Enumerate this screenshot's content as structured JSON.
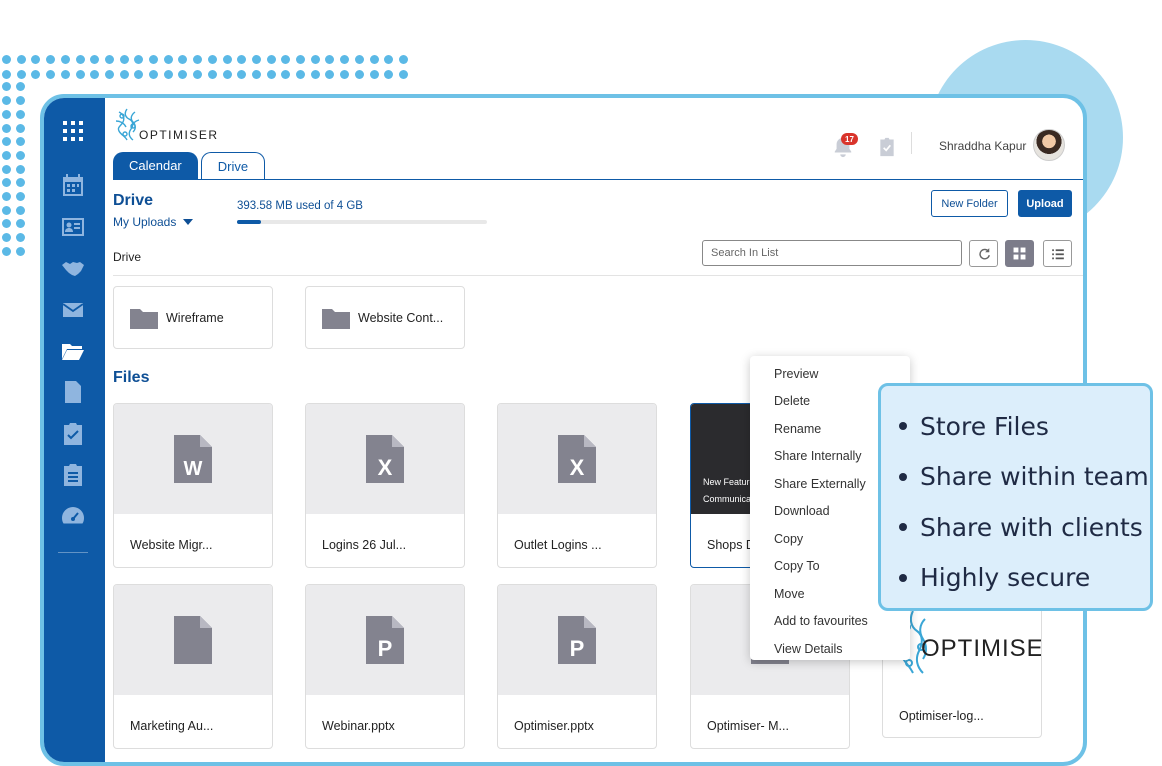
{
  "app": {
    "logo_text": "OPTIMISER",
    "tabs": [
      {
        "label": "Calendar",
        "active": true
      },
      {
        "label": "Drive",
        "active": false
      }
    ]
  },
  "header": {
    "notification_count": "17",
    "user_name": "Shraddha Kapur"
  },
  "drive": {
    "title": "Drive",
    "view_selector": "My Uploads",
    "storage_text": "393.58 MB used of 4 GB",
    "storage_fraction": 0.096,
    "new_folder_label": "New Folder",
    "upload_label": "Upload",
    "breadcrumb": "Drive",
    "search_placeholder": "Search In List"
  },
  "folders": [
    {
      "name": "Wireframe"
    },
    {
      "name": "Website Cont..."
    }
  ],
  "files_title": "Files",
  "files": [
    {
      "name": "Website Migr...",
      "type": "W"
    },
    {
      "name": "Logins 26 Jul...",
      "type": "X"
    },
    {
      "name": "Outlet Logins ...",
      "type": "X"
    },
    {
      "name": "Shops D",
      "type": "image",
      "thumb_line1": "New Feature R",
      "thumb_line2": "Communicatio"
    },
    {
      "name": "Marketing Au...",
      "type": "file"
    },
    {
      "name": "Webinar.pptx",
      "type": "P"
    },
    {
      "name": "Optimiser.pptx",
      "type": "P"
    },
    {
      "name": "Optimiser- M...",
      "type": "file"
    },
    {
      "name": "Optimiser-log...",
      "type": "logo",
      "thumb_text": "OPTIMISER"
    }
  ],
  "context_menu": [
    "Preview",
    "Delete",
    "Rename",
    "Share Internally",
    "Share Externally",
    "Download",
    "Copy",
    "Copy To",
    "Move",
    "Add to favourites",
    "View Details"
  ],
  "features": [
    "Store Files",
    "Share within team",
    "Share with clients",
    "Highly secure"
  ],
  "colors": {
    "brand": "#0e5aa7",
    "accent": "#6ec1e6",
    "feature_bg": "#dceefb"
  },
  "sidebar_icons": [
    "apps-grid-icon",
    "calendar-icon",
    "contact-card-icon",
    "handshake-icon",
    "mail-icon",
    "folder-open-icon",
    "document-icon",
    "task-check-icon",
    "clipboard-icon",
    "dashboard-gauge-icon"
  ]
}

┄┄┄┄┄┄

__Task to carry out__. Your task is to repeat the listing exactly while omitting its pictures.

__Completed task__.
Enumerate this screenshot's content as structured JSON.
{
  "app": {
    "logo_text": "OPTIMISER",
    "tabs": [
      {
        "label": "Calendar",
        "active": true
      },
      {
        "label": "Drive",
        "active": false
      }
    ]
  },
  "header": {
    "notification_count": "17",
    "user_name": "Shraddha Kapur"
  },
  "drive": {
    "title": "Drive",
    "view_selector": "My Uploads",
    "storage_text": "393.58 MB used of 4 GB",
    "storage_fraction": 0.096,
    "new_folder_label": "New Folder",
    "upload_label": "Upload",
    "breadcrumb": "Drive",
    "search_placeholder": "Search In List"
  },
  "folders": [
    {
      "name": "Wireframe"
    },
    {
      "name": "Website Cont..."
    }
  ],
  "files_title": "Files",
  "files": [
    {
      "name": "Website Migr...",
      "type": "W"
    },
    {
      "name": "Logins 26 Jul...",
      "type": "X"
    },
    {
      "name": "Outlet Logins ...",
      "type": "X"
    },
    {
      "name": "Shops D",
      "type": "image",
      "thumb_line1": "New Feature R",
      "thumb_line2": "Communicatio"
    },
    {
      "name": "Marketing Au...",
      "type": "file"
    },
    {
      "name": "Webinar.pptx",
      "type": "P"
    },
    {
      "name": "Optimiser.pptx",
      "type": "P"
    },
    {
      "name": "Optimiser- M...",
      "type": "file"
    },
    {
      "name": "Optimiser-log...",
      "type": "logo",
      "thumb_text": "OPTIMISER"
    }
  ],
  "context_menu": [
    "Preview",
    "Delete",
    "Rename",
    "Share Internally",
    "Share Externally",
    "Download",
    "Copy",
    "Copy To",
    "Move",
    "Add to favourites",
    "View Details"
  ],
  "features": [
    "Store Files",
    "Share within team",
    "Share with clients",
    "Highly secure"
  ],
  "colors": {
    "brand": "#0e5aa7",
    "accent": "#6ec1e6",
    "feature_bg": "#dceefb"
  },
  "sidebar_icons": [
    "apps-grid-icon",
    "calendar-icon",
    "contact-card-icon",
    "handshake-icon",
    "mail-icon",
    "folder-open-icon",
    "document-icon",
    "task-check-icon",
    "clipboard-icon",
    "dashboard-gauge-icon"
  ]
}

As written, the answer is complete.